The Unhappy People
Professor, may I introduce you
to two of the Unhappy People, whom you’ve described
as inhabiting a cultural vacuum
somewhere between the swamps of Frustration
and the salt sea of Despair.
May I present my wife’s cousins, Corey and Brent.
You will note immediately that their teeth are translucent,
the colour of reconstituted powdered milk,
which can be attributed to hereditary malnutrition,
as their lack of earlobes can be ascribed to inbreeding.
You are free to make notes, if you wish.
At worst, they’ll merely laugh at you.
Professor, I must ask you to forgive
the mandolin, the five-string banjo, the guitar, the fiddle
and the jew’s-harp. I must ask you to bear with
Brent when he dances – he prefers it to walking to
the refrigerator for another beer – and Corey when he
his groin in symbolic tribute to the girl in the yellow
playing with a frisbee on the grass across the street.
I know it’s distracting when, for no apparent reason,
they break into song. I can understand your not laughing
with them when they talk about driving
four-year-old cars at one hundred and ten
miles per hour down dirt roads with the police behind them,
of overturning and wondering drunkenly how to shut off
the headlights, until logic triumphed and they kicked
I beg you not to be disturbed when they whoop
at the tops of their voices – it’s in their blood,
I’m afraid, their way of declaring an instantaneous holiday
and, besides, Brent got out of jail this morning
or, as he puts it, got back from his annual vacation,
having been locked up this time because he didn’t
know his own strength, he says, and when he was refused
at the liquor store, being drunk, forgot he was carrying
nothing under his left arm to offset the force of his right
pushing open the door on his way out and so, purely by
drove his fist through the glass:
it could have happened to anybody, Your Honour,
he told the Court. You must excuse Corey, Professor,
like every other member of his family he walks in and out
of rooms without thinking it necessary to offer
any explanation.
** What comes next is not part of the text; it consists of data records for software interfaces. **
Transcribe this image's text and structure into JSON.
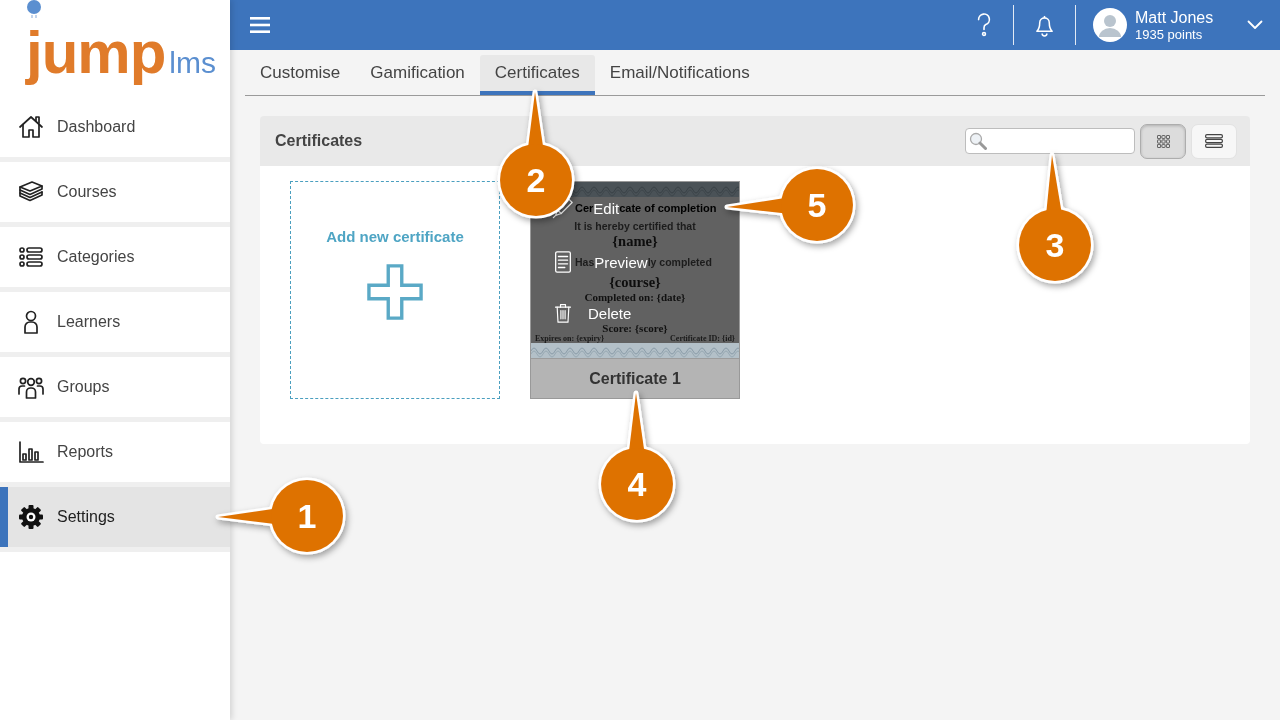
{
  "logo": {
    "primary": "jump",
    "secondary": "lms"
  },
  "sidebar": {
    "items": [
      {
        "label": "Dashboard",
        "selected": false
      },
      {
        "label": "Courses",
        "selected": false
      },
      {
        "label": "Categories",
        "selected": false
      },
      {
        "label": "Learners",
        "selected": false
      },
      {
        "label": "Groups",
        "selected": false
      },
      {
        "label": "Reports",
        "selected": false
      },
      {
        "label": "Settings",
        "selected": true
      }
    ]
  },
  "topbar": {
    "user": {
      "name": "Matt Jones",
      "points": "1935 points"
    }
  },
  "tabs": [
    {
      "label": "Customise",
      "selected": false
    },
    {
      "label": "Gamification",
      "selected": false
    },
    {
      "label": "Certificates",
      "selected": true
    },
    {
      "label": "Email/Notifications",
      "selected": false
    }
  ],
  "panel": {
    "title": "Certificates",
    "view_buttons": [
      {
        "selected": true
      },
      {
        "selected": false
      }
    ],
    "add_card": {
      "label": "Add new certificate"
    },
    "certificates": [
      {
        "name": "Certificate 1",
        "document": {
          "title_parts": [
            "Cer",
            "cate of completion"
          ],
          "intro": "It is hereby certified that",
          "name_token": "{name}",
          "statement_parts": [
            "Has",
            "ly completed"
          ],
          "course_token": "{course}",
          "completed": "Completed on: {date}",
          "score": "Score: {score}",
          "expires": "Expires on: {expiry}",
          "certificate_id": "Certificate ID: {id}"
        },
        "menu": [
          {
            "label": "Edit"
          },
          {
            "label": "Preview"
          },
          {
            "label": "Delete"
          }
        ]
      }
    ]
  },
  "callouts": [
    {
      "label": "1"
    },
    {
      "label": "2"
    },
    {
      "label": "3"
    },
    {
      "label": "4"
    },
    {
      "label": "5"
    }
  ]
}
When they arrive at my house
or any other, they open the door, come in, sit down
and, perhaps, switch on the radio. They’d expect you to do
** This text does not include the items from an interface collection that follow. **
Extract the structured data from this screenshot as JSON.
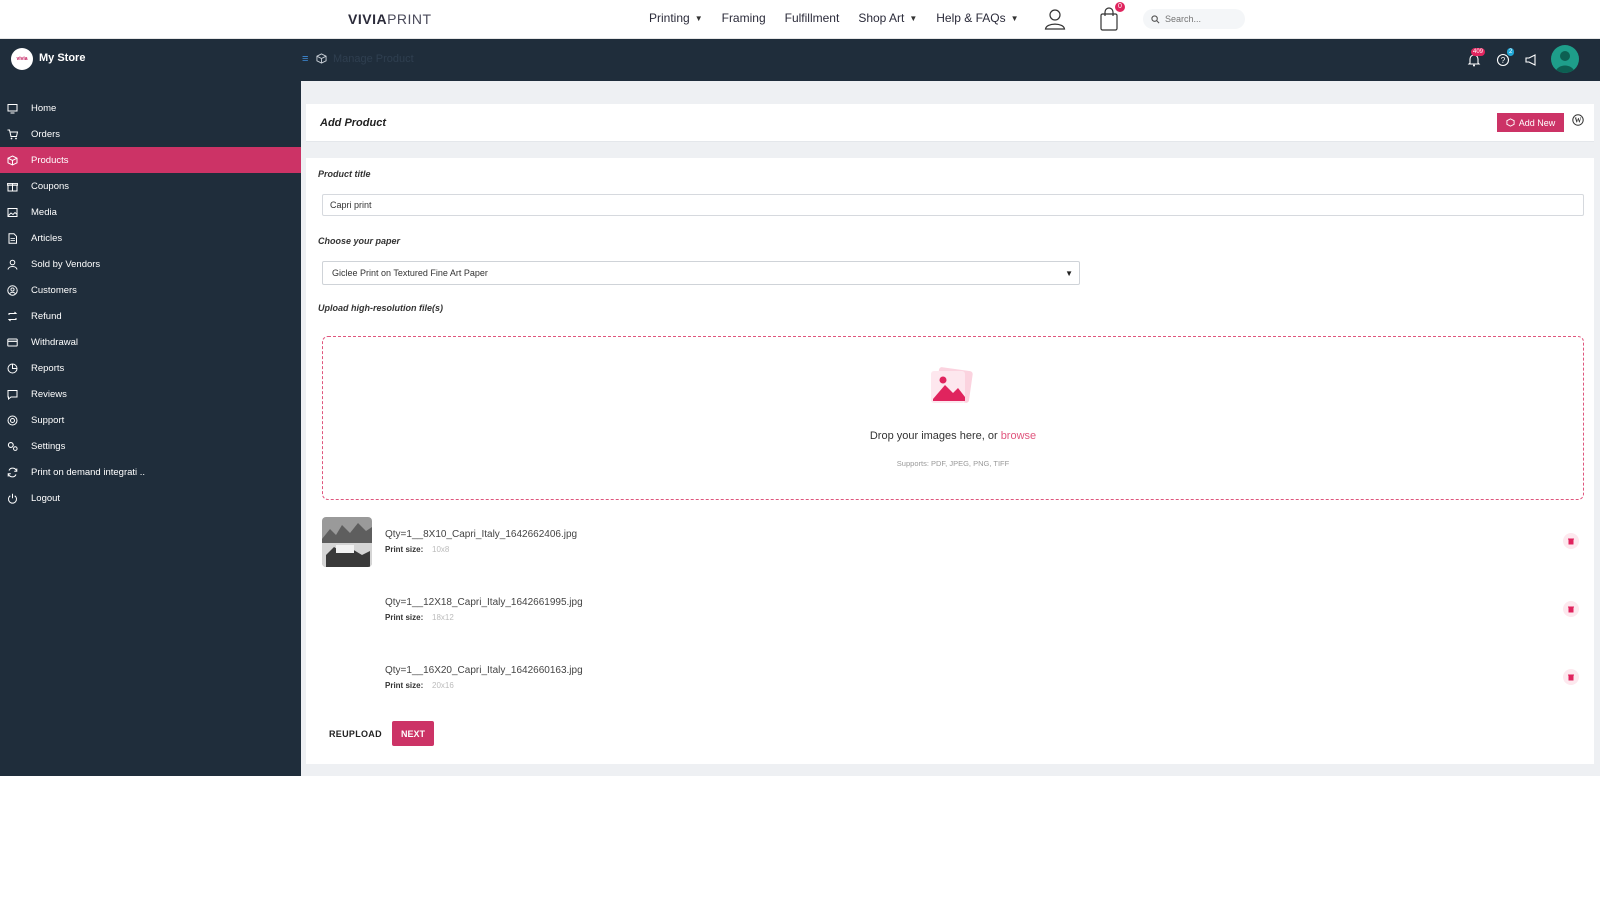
{
  "site": {
    "logo_bold": "VIVIA",
    "logo_light": "PRINT",
    "nav": [
      {
        "label": "Printing",
        "has_dropdown": true
      },
      {
        "label": "Framing",
        "has_dropdown": false
      },
      {
        "label": "Fulfillment",
        "has_dropdown": false
      },
      {
        "label": "Shop Art",
        "has_dropdown": true
      },
      {
        "label": "Help & FAQs",
        "has_dropdown": true
      }
    ],
    "cart_count": "0",
    "search_placeholder": "Search..."
  },
  "app": {
    "store_logo_text": "vivia",
    "store_name": "My Store",
    "header_title": "Manage Product",
    "notifications_count": "409",
    "help_count": "2",
    "accent_color": "#cc3366",
    "sidebar_bg": "#1f2d3b"
  },
  "sidebar": {
    "items": [
      {
        "label": "Home",
        "icon": "monitor-icon",
        "active": false
      },
      {
        "label": "Orders",
        "icon": "cart-icon",
        "active": false
      },
      {
        "label": "Products",
        "icon": "box-icon",
        "active": true
      },
      {
        "label": "Coupons",
        "icon": "gift-icon",
        "active": false
      },
      {
        "label": "Media",
        "icon": "image-icon",
        "active": false
      },
      {
        "label": "Articles",
        "icon": "document-icon",
        "active": false
      },
      {
        "label": "Sold by Vendors",
        "icon": "user-icon",
        "active": false
      },
      {
        "label": "Customers",
        "icon": "user-circle-icon",
        "active": false
      },
      {
        "label": "Refund",
        "icon": "retweet-icon",
        "active": false
      },
      {
        "label": "Withdrawal",
        "icon": "credit-card-icon",
        "active": false
      },
      {
        "label": "Reports",
        "icon": "pie-chart-icon",
        "active": false
      },
      {
        "label": "Reviews",
        "icon": "comment-icon",
        "active": false
      },
      {
        "label": "Support",
        "icon": "life-ring-icon",
        "active": false
      },
      {
        "label": "Settings",
        "icon": "cogs-icon",
        "active": false
      },
      {
        "label": "Print on demand integrati ..",
        "icon": "sync-icon",
        "active": false
      },
      {
        "label": "Logout",
        "icon": "power-icon",
        "active": false
      }
    ]
  },
  "page": {
    "title": "Add Product",
    "add_new_label": "Add New"
  },
  "form": {
    "product_title_label": "Product title",
    "product_title_value": "Capri print",
    "paper_label": "Choose your paper",
    "paper_value": "Giclee Print on Textured Fine Art Paper",
    "upload_label": "Upload high-resolution file(s)",
    "drop_text": "Drop your images here, or ",
    "browse_text": "browse",
    "supports_text": "Supports: PDF, JPEG, PNG, TIFF",
    "print_size_label": "Print size:",
    "files": [
      {
        "name": "Qty=1__8X10_Capri_Italy_1642662406.jpg",
        "print_size": "10x8",
        "has_thumbnail": true
      },
      {
        "name": "Qty=1__12X18_Capri_Italy_1642661995.jpg",
        "print_size": "18x12",
        "has_thumbnail": false
      },
      {
        "name": "Qty=1__16X20_Capri_Italy_1642660163.jpg",
        "print_size": "20x16",
        "has_thumbnail": false
      }
    ],
    "reupload_label": "REUPLOAD",
    "next_label": "NEXT"
  }
}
If you go to the window, Professor, you’ll see
that he’s talking with the girl in the yellow bathing suit
and already has her laughing. “Once you got them laughing,
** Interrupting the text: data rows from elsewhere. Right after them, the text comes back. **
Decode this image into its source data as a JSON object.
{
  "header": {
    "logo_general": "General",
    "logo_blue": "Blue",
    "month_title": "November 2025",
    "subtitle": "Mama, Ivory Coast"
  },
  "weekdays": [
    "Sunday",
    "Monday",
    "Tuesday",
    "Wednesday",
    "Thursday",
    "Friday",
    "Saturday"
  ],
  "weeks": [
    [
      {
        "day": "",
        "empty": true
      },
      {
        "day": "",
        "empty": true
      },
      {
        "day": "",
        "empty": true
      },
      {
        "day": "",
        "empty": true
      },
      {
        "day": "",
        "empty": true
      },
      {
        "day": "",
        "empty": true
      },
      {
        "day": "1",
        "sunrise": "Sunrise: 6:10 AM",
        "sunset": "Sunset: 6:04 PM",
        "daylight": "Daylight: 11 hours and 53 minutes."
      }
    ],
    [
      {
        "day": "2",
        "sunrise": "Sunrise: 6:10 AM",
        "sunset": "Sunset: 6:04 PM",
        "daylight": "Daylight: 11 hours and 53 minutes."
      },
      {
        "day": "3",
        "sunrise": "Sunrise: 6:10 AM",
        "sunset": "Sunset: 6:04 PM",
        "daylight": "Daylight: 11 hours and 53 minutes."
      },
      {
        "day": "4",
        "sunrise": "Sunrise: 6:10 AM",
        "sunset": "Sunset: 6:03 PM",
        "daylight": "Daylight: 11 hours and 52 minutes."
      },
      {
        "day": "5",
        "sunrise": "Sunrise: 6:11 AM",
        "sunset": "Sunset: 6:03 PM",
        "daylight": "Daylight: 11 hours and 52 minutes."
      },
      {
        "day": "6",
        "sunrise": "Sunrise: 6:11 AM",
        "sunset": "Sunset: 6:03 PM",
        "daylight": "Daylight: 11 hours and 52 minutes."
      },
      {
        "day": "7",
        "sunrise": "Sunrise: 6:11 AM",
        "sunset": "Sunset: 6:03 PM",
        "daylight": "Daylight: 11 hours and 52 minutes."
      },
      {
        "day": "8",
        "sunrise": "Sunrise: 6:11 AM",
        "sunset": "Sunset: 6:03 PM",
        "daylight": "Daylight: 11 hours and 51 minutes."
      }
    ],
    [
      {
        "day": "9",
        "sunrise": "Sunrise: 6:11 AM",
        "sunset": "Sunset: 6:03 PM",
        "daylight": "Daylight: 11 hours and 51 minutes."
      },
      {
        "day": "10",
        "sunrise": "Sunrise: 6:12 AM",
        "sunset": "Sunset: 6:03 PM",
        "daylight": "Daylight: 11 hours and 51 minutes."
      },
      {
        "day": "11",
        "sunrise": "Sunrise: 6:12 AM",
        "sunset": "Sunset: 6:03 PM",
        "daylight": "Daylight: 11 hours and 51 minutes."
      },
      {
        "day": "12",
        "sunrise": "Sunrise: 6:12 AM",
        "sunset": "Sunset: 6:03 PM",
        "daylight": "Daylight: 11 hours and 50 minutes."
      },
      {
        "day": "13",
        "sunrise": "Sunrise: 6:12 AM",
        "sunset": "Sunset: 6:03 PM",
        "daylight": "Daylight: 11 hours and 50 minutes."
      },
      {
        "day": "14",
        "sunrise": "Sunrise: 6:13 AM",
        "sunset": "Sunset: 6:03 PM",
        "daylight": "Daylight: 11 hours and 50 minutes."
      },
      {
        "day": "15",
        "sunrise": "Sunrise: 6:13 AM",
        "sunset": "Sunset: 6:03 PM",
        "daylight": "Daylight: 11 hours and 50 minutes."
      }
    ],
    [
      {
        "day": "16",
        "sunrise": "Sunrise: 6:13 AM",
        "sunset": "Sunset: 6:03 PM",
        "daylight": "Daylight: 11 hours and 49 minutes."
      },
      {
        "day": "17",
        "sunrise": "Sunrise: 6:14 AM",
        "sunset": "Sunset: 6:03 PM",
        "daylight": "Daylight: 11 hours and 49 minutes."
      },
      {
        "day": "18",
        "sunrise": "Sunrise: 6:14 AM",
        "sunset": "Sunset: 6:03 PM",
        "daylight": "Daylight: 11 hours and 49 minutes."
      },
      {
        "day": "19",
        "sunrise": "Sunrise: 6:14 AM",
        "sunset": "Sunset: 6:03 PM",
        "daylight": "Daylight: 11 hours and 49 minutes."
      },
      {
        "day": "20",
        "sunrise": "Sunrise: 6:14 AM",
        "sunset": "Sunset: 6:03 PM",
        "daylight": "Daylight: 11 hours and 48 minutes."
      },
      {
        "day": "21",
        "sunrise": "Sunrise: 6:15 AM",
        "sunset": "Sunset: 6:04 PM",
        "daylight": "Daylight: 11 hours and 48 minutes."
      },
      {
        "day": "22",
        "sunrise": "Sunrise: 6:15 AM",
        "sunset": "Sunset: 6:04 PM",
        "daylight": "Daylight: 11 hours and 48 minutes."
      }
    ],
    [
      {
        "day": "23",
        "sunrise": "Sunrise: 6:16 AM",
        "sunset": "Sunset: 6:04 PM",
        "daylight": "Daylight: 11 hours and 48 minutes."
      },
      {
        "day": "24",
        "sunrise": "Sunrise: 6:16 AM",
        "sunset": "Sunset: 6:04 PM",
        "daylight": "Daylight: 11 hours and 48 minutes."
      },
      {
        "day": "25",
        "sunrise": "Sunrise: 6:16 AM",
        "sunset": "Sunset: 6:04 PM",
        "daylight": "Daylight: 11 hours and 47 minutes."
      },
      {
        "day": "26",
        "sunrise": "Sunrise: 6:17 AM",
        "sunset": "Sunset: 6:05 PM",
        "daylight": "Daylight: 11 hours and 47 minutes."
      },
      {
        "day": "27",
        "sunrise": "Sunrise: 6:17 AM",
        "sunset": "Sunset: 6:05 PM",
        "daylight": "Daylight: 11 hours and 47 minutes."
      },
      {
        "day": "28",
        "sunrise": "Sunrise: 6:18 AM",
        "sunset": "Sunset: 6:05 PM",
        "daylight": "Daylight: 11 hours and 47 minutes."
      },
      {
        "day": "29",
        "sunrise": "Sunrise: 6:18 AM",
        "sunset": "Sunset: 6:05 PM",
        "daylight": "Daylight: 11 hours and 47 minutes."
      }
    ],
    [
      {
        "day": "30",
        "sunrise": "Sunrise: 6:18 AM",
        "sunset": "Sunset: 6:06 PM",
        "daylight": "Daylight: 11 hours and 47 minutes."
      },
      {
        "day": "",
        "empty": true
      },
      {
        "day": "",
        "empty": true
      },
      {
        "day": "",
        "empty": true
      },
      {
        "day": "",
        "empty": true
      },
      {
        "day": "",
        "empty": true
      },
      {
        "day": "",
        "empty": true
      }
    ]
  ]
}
you’re as good as in bed with them,” Brent says.
he jumps up again and dances. They’ve brought venison
and wild rice and a half-dozen jars of their mother’s
homemade preserves and pickles, fresh loaves of her bread
two double cases of beer and a forty-ounce bottle
of dark rum, having shut down the cannery
where Corey works in honour of Brent’s homecoming.
“I said to hell with ‘er, let’s tie ‘er up.”
and with unanimous approval of his fellows,
conveyed without a word, he tied her up well
by making certain delicate adjustments to the machinery
when the bosses weren’t watching. His laughter and his
laughter and the laughter of the girl in the yellow bathing
mingle and rise like water from a garden hose, spraying the
from inside and out. The passersby turn
and smile, a neighbour’s dog runs to see what’s happening,
a host of starlings take wing, the tiger lilies are in flower
at the edge of the parking lot next to this house.
Professor, I don’t suppose you’d care to arm-wrestle?
Alden Nowlan ~ Smoked Glass ~ 1977
This poem is dedicated to some guys I used to know.
Gone, most of them, flamed out and crashed and burned in (mostly) self-imposed self-destruction.
The hard living took its toll, but they had a grand time while it lasted.
And they made a lot of people laugh.
Gone, but definitely not forgotten!